That they both operate under the term ‘artist-run’ becomes problematic not only as the term loses its specificity as a reference point for experimental practice but also as funding bodies set up grants particular to ‘artist-run’ projects. These initiatives have distinct aims but indistinct funding sources. This is an issue as it is often the less discriminatory projects that appear to benefit larger sectors of the community and are thus more attractive as a funding recipient. Although these projects create space for a large quantity of artists to exhibit, they do not provide the critical and professional support that is required to initiate and sustain the careers of critical contemporary artists.
JL What issues do you feel need to be addressed in the operation of an artist-run space today?
MSSR It is essential Brisbane artist’s pursue new models of realising projects. If Brisbane is to foster a strong creative community it must differentiate itself from other major centres. Tertiary education needs to be reconfigured with education tailored to a localised set of concerns. The concept that, what Brisbane artists are making, is related to, or even relevant to, international artistic movements that occurred in the last 100 years denounces the value of our immediate surroundings. Artists are responsible for their engagement with their own environment, and this, I believe could mark the difference between Brisbane and other Australian centres (who seem to perpetuate international styles and forms presented through accessible means of print and online arts journalism and the occasional half hour infotainment art world summary).
BC This comes back to the issue of support for young and emerging artists. To come to terms with this lack of support, these types of spaces need to engage with experimental and innovative artistic and curatorial practices and support young and emerging artists.
Also, away from the university environment it becomes increasingly important to maintain critical engagement with your own and others art practices. Thus delivering an exhibition program that encourages critical engagement and maintains a dialogue between peers, writers and curators is integral to the operation of an artist-run space.
NF* I think these initiatives grow quite organically out of partnerships or shared attitudes. These attitudes and relationships are specific and are inevitably reflected in the model and programming of each ARI. Given this, I think that although there are commonalities and rallying points (these are outlined in question one) that each initiative must address issues with a view to reflecting the specificity of its goals.

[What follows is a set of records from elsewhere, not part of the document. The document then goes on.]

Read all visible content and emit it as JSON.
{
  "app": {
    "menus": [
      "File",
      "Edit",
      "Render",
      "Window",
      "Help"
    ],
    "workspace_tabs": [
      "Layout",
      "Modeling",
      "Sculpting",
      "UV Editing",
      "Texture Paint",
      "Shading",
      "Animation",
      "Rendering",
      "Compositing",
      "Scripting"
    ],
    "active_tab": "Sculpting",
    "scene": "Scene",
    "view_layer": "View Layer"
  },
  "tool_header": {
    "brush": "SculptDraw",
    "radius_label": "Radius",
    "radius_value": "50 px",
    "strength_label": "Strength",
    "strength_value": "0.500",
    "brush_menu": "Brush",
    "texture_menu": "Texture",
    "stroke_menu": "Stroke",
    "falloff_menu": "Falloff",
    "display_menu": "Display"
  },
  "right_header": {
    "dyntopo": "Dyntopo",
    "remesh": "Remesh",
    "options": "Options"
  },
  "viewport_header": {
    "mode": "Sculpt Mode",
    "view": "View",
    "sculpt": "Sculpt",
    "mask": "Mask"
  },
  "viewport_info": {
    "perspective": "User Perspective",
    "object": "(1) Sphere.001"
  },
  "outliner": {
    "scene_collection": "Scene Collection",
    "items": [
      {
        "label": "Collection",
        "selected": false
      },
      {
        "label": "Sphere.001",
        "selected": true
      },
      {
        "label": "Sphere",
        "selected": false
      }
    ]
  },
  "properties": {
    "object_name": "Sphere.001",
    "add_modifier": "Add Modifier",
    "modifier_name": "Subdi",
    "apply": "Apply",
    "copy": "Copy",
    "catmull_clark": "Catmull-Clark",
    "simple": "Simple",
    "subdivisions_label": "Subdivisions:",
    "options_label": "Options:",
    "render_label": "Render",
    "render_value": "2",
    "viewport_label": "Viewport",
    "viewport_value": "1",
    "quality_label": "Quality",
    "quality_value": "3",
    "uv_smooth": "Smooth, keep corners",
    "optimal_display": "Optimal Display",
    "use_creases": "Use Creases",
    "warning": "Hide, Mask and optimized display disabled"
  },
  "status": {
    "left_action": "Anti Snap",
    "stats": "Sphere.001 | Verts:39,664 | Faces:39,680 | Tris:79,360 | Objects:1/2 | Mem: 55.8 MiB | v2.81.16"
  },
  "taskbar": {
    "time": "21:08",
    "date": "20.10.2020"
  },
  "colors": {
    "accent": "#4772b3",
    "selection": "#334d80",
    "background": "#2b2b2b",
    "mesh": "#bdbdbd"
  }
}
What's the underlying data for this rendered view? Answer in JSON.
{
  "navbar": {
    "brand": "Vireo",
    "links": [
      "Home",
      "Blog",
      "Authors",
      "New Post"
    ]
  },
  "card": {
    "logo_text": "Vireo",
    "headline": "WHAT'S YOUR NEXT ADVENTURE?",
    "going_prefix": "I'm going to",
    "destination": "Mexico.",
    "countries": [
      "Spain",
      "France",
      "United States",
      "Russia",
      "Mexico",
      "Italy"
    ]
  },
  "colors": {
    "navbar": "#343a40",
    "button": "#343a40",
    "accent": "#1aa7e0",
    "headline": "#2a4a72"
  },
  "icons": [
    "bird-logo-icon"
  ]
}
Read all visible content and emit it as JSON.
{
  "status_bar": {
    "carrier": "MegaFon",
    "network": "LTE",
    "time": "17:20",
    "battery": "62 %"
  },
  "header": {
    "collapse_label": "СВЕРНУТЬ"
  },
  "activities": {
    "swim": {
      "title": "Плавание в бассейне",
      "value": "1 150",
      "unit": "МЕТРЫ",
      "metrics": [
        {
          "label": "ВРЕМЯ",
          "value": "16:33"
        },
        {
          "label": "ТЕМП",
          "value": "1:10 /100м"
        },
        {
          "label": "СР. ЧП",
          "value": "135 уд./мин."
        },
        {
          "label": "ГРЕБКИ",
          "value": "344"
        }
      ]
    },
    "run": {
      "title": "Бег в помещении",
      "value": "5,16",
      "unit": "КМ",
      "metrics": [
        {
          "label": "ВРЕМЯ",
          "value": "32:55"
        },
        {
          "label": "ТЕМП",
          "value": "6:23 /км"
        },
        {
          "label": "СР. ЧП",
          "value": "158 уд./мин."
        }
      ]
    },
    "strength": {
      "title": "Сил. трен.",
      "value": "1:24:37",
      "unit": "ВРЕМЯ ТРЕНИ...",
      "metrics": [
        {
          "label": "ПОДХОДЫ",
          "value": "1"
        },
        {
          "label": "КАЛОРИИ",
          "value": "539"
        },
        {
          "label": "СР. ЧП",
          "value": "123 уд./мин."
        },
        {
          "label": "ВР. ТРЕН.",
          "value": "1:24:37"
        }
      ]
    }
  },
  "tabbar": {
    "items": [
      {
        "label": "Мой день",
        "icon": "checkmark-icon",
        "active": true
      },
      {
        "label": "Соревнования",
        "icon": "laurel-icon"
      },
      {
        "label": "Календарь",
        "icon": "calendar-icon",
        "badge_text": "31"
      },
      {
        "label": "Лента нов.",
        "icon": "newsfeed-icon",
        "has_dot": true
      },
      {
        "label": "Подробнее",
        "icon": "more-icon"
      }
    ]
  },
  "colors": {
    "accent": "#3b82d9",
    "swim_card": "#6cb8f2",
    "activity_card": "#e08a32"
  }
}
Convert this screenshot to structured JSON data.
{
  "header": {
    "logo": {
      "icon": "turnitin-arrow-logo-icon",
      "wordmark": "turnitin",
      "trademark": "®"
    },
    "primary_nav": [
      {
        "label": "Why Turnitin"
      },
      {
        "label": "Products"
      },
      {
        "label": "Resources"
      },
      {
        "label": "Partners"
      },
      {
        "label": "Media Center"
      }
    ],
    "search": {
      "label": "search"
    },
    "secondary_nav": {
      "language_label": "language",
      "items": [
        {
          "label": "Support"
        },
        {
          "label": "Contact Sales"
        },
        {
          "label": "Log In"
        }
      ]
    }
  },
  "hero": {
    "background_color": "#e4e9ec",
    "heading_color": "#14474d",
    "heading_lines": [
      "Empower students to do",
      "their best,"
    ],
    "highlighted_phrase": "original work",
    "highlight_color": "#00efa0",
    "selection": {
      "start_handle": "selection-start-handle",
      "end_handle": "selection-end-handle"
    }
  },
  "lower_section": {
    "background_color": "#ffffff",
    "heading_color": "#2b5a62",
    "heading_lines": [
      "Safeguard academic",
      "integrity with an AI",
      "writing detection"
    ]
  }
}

Specific to No Frills*:
No Frills* acknowledges the fluidity of emerging practices and seeks to challenge institutionalised methods of display by creating space for artists to explore the exhibition making process as a specific and necessary component of their work. No Frills* seeks to question the role of art and the artist in the contemporary environment through playful and rigourous creative practice.
No Frills* looks to advocate contemporary art-making and viewing through a program dedicated to high quality exhibition practice. In accord with this view, No Frills* organises and accepts proposals for solo and collaborative exhibitions with the intent of cultivating direct responses to site in a manner that demonstrates and extends the practice of each artist. In this model the artist is allowed a degree of ownership over the manifestation of their work in an exhibition context.
Download interview with Accidentally Annie Street Space
This article was originally published on brisbanedialogues, June 2009.